On its own motion, the Virginia Court of Appeals has decided to hear en banc its Sept. 7 decision upholding use of a warrantless GPS device on a man suspected of multiple sexual assaults in the Arlington area.
Judge Randolph A. Beales said in the earlier panel opinion that neither installation of the device nor tracking the van’s movements on public streets violated the Fourth Amendment rights of David L. Foltz Jr., especially since the police had reasonable, articulable suspicion that Foltz was involved in the sexual assaults before installing the device and tracking the van.
In a concurrence, Chief Judge Walter S. Felton Jr. said he did not disagree with the majority’s analysis. But he articulated narrower grounds for upholding the trial court decision. Foltz sought to suppress the officers’ eyewitness accounts of the assault they interrupted. The record provided no basis to exclude that eyewitness testimony, and Foltz’s conviction could be affirmed without addressing the Fourth Amendment GPS issue, Felton said.
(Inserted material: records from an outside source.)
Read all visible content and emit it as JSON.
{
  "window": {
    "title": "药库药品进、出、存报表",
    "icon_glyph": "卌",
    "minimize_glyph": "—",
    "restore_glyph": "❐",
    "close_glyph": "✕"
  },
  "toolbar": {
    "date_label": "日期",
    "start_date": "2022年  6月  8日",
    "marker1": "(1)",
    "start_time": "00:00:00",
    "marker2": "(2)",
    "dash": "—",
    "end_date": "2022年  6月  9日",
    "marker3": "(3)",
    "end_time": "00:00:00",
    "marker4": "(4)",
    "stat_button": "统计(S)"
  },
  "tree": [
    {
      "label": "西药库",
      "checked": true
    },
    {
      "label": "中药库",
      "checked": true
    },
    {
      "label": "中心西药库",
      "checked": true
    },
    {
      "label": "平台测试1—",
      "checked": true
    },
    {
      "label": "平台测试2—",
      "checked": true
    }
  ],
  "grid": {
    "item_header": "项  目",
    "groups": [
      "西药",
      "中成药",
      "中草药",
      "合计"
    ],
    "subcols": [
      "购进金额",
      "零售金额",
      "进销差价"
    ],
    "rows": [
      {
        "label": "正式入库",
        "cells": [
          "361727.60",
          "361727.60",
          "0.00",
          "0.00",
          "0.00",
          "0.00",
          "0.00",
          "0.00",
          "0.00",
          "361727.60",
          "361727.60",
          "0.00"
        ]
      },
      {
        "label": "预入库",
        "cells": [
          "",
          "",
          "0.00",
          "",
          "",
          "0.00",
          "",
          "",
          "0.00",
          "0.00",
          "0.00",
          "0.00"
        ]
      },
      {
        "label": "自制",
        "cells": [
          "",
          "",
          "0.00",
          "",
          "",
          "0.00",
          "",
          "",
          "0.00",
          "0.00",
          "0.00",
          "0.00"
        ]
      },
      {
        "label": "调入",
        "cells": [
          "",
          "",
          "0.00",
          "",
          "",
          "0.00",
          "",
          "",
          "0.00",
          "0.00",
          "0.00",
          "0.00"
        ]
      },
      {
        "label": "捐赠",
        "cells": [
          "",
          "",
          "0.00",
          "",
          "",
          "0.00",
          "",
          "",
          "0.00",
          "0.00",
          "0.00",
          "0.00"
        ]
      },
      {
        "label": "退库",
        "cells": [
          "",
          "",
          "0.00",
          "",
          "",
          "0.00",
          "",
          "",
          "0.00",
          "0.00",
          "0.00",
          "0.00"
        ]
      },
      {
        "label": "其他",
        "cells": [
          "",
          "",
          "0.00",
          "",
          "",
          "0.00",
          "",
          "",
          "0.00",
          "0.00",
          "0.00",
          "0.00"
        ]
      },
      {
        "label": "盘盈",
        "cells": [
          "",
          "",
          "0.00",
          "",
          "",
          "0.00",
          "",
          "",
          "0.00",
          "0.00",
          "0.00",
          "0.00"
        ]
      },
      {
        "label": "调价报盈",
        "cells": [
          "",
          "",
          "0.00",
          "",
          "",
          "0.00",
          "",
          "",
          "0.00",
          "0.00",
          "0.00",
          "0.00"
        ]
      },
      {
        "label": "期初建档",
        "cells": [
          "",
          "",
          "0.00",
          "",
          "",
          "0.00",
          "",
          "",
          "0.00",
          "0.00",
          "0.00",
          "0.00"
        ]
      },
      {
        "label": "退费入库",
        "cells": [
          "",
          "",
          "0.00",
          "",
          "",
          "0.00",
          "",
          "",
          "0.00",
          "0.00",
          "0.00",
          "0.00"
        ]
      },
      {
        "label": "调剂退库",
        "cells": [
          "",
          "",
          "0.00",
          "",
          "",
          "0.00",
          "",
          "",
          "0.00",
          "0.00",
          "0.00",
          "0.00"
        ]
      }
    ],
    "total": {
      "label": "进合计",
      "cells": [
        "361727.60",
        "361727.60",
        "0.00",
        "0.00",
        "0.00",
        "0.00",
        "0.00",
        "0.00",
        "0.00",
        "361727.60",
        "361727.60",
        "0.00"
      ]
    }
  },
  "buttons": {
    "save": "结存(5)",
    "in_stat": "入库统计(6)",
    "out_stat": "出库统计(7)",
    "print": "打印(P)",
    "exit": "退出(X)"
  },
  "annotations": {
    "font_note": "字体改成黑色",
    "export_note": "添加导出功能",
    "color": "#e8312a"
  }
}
The appellate court stayed the mandate and reinstated the case on its docket.
By Deborah Elkins